**Task item**
Word for word, reproduce each line of the data below, omitting every image.
═══ Study material ═══
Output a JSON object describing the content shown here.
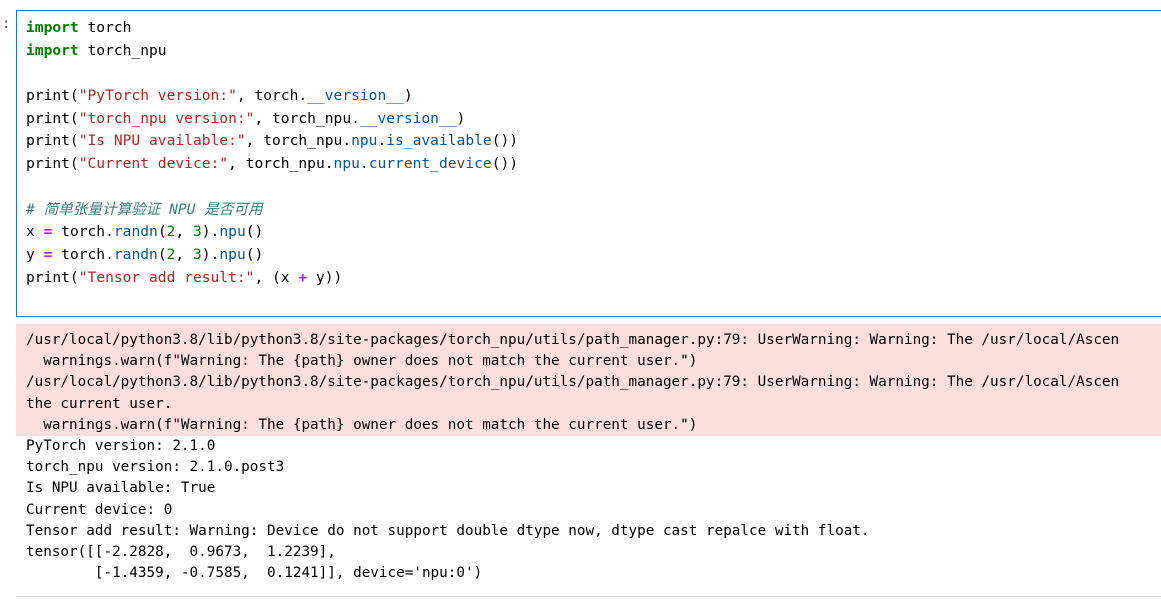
{
  "cell": {
    "prompt": ":",
    "code_lines": [
      [
        {
          "t": "kw",
          "v": "import"
        },
        {
          "t": "plain",
          "v": " torch"
        }
      ],
      [
        {
          "t": "kw",
          "v": "import"
        },
        {
          "t": "plain",
          "v": " torch_npu"
        }
      ],
      [],
      [
        {
          "t": "plain",
          "v": "print("
        },
        {
          "t": "str",
          "v": "\"PyTorch version:\""
        },
        {
          "t": "plain",
          "v": ", torch."
        },
        {
          "t": "attr",
          "v": "__version__"
        },
        {
          "t": "plain",
          "v": ")"
        }
      ],
      [
        {
          "t": "plain",
          "v": "print("
        },
        {
          "t": "str",
          "v": "\"torch_npu version:\""
        },
        {
          "t": "plain",
          "v": ", torch_npu."
        },
        {
          "t": "attr",
          "v": "__version__"
        },
        {
          "t": "plain",
          "v": ")"
        }
      ],
      [
        {
          "t": "plain",
          "v": "print("
        },
        {
          "t": "str",
          "v": "\"Is NPU available:\""
        },
        {
          "t": "plain",
          "v": ", torch_npu."
        },
        {
          "t": "attr",
          "v": "npu"
        },
        {
          "t": "plain",
          "v": "."
        },
        {
          "t": "attr",
          "v": "is_available"
        },
        {
          "t": "plain",
          "v": "())"
        }
      ],
      [
        {
          "t": "plain",
          "v": "print("
        },
        {
          "t": "str",
          "v": "\"Current device:\""
        },
        {
          "t": "plain",
          "v": ", torch_npu."
        },
        {
          "t": "attr",
          "v": "npu"
        },
        {
          "t": "plain",
          "v": "."
        },
        {
          "t": "attr",
          "v": "current_device"
        },
        {
          "t": "plain",
          "v": "())"
        }
      ],
      [],
      [
        {
          "t": "cmt",
          "v": "# 简单张量计算验证 NPU 是否可用"
        }
      ],
      [
        {
          "t": "plain",
          "v": "x "
        },
        {
          "t": "op",
          "v": "="
        },
        {
          "t": "plain",
          "v": " torch."
        },
        {
          "t": "attr",
          "v": "randn"
        },
        {
          "t": "plain",
          "v": "("
        },
        {
          "t": "num",
          "v": "2"
        },
        {
          "t": "plain",
          "v": ", "
        },
        {
          "t": "num",
          "v": "3"
        },
        {
          "t": "plain",
          "v": ")."
        },
        {
          "t": "attr",
          "v": "npu"
        },
        {
          "t": "plain",
          "v": "()"
        }
      ],
      [
        {
          "t": "plain",
          "v": "y "
        },
        {
          "t": "op",
          "v": "="
        },
        {
          "t": "plain",
          "v": " torch."
        },
        {
          "t": "attr",
          "v": "randn"
        },
        {
          "t": "plain",
          "v": "("
        },
        {
          "t": "num",
          "v": "2"
        },
        {
          "t": "plain",
          "v": ", "
        },
        {
          "t": "num",
          "v": "3"
        },
        {
          "t": "plain",
          "v": ")."
        },
        {
          "t": "attr",
          "v": "npu"
        },
        {
          "t": "plain",
          "v": "()"
        }
      ],
      [
        {
          "t": "plain",
          "v": "print("
        },
        {
          "t": "str",
          "v": "\"Tensor add result:\""
        },
        {
          "t": "plain",
          "v": ", (x "
        },
        {
          "t": "op",
          "v": "+"
        },
        {
          "t": "plain",
          "v": " y))"
        }
      ]
    ]
  },
  "output": {
    "stderr_lines": [
      "/usr/local/python3.8/lib/python3.8/site-packages/torch_npu/utils/path_manager.py:79: UserWarning: Warning: The /usr/local/Ascen",
      "  warnings.warn(f\"Warning: The {path} owner does not match the current user.\")",
      "/usr/local/python3.8/lib/python3.8/site-packages/torch_npu/utils/path_manager.py:79: UserWarning: Warning: The /usr/local/Ascen",
      "the current user.",
      "  warnings.warn(f\"Warning: The {path} owner does not match the current user.\")"
    ],
    "stdout_lines": [
      "PyTorch version: 2.1.0",
      "torch_npu version: 2.1.0.post3",
      "Is NPU available: True",
      "Current device: 0",
      "Tensor add result: Warning: Device do not support double dtype now, dtype cast repalce with float.",
      "tensor([[-2.2828,  0.9673,  1.2239],",
      "        [-1.4359, -0.7585,  0.1241]], device='npu:0')"
    ]
  },
  "colors": {
    "cell_border": "#1976d2",
    "stderr_background": "#fddfdd",
    "keyword": "#008000",
    "string": "#ba2121",
    "attribute": "#0055aa",
    "operator": "#aa22ff",
    "comment": "#3d7b7b"
  }
}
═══
**Output below**
Output a JSON object describing the content shown here.
{
  "cell": {
    "prompt": ":",
    "code_lines": [
      [
        {
          "t": "kw",
          "v": "import"
        },
        {
          "t": "plain",
          "v": " torch"
        }
      ],
      [
        {
          "t": "kw",
          "v": "import"
        },
        {
          "t": "plain",
          "v": " torch_npu"
        }
      ],
      [],
      [
        {
          "t": "plain",
          "v": "print("
        },
        {
          "t": "str",
          "v": "\"PyTorch version:\""
        },
        {
          "t": "plain",
          "v": ", torch."
        },
        {
          "t": "attr",
          "v": "__version__"
        },
        {
          "t": "plain",
          "v": ")"
        }
      ],
      [
        {
          "t": "plain",
          "v": "print("
        },
        {
          "t": "str",
          "v": "\"torch_npu version:\""
        },
        {
          "t": "plain",
          "v": ", torch_npu."
        },
        {
          "t": "attr",
          "v": "__version__"
        },
        {
          "t": "plain",
          "v": ")"
        }
      ],
      [
        {
          "t": "plain",
          "v": "print("
        },
        {
          "t": "str",
          "v": "\"Is NPU available:\""
        },
        {
          "t": "plain",
          "v": ", torch_npu."
        },
        {
          "t": "attr",
          "v": "npu"
        },
        {
          "t": "plain",
          "v": "."
        },
        {
          "t": "attr",
          "v": "is_available"
        },
        {
          "t": "plain",
          "v": "())"
        }
      ],
      [
        {
          "t": "plain",
          "v": "print("
        },
        {
          "t": "str",
          "v": "\"Current device:\""
        },
        {
          "t": "plain",
          "v": ", torch_npu."
        },
        {
          "t": "attr",
          "v": "npu"
        },
        {
          "t": "plain",
          "v": "."
        },
        {
          "t": "attr",
          "v": "current_device"
        },
        {
          "t": "plain",
          "v": "())"
        }
      ],
      [],
      [
        {
          "t": "cmt",
          "v": "# 简单张量计算验证 NPU 是否可用"
        }
      ],
      [
        {
          "t": "plain",
          "v": "x "
        },
        {
          "t": "op",
          "v": "="
        },
        {
          "t": "plain",
          "v": " torch."
        },
        {
          "t": "attr",
          "v": "randn"
        },
        {
          "t": "plain",
          "v": "("
        },
        {
          "t": "num",
          "v": "2"
        },
        {
          "t": "plain",
          "v": ", "
        },
        {
          "t": "num",
          "v": "3"
        },
        {
          "t": "plain",
          "v": ")."
        },
        {
          "t": "attr",
          "v": "npu"
        },
        {
          "t": "plain",
          "v": "()"
        }
      ],
      [
        {
          "t": "plain",
          "v": "y "
        },
        {
          "t": "op",
          "v": "="
        },
        {
          "t": "plain",
          "v": " torch."
        },
        {
          "t": "attr",
          "v": "randn"
        },
        {
          "t": "plain",
          "v": "("
        },
        {
          "t": "num",
          "v": "2"
        },
        {
          "t": "plain",
          "v": ", "
        },
        {
          "t": "num",
          "v": "3"
        },
        {
          "t": "plain",
          "v": ")."
        },
        {
          "t": "attr",
          "v": "npu"
        },
        {
          "t": "plain",
          "v": "()"
        }
      ],
      [
        {
          "t": "plain",
          "v": "print("
        },
        {
          "t": "str",
          "v": "\"Tensor add result:\""
        },
        {
          "t": "plain",
          "v": ", (x "
        },
        {
          "t": "op",
          "v": "+"
        },
        {
          "t": "plain",
          "v": " y))"
        }
      ]
    ]
  },
  "output": {
    "stderr_lines": [
      "/usr/local/python3.8/lib/python3.8/site-packages/torch_npu/utils/path_manager.py:79: UserWarning: Warning: The /usr/local/Ascen",
      "  warnings.warn(f\"Warning: The {path} owner does not match the current user.\")",
      "/usr/local/python3.8/lib/python3.8/site-packages/torch_npu/utils/path_manager.py:79: UserWarning: Warning: The /usr/local/Ascen",
      "the current user.",
      "  warnings.warn(f\"Warning: The {path} owner does not match the current user.\")"
    ],
    "stdout_lines": [
      "PyTorch version: 2.1.0",
      "torch_npu version: 2.1.0.post3",
      "Is NPU available: True",
      "Current device: 0",
      "Tensor add result: Warning: Device do not support double dtype now, dtype cast repalce with float.",
      "tensor([[-2.2828,  0.9673,  1.2239],",
      "        [-1.4359, -0.7585,  0.1241]], device='npu:0')"
    ]
  },
  "colors": {
    "cell_border": "#1976d2",
    "stderr_background": "#fddfdd",
    "keyword": "#008000",
    "string": "#ba2121",
    "attribute": "#0055aa",
    "operator": "#aa22ff",
    "comment": "#3d7b7b"
  }
}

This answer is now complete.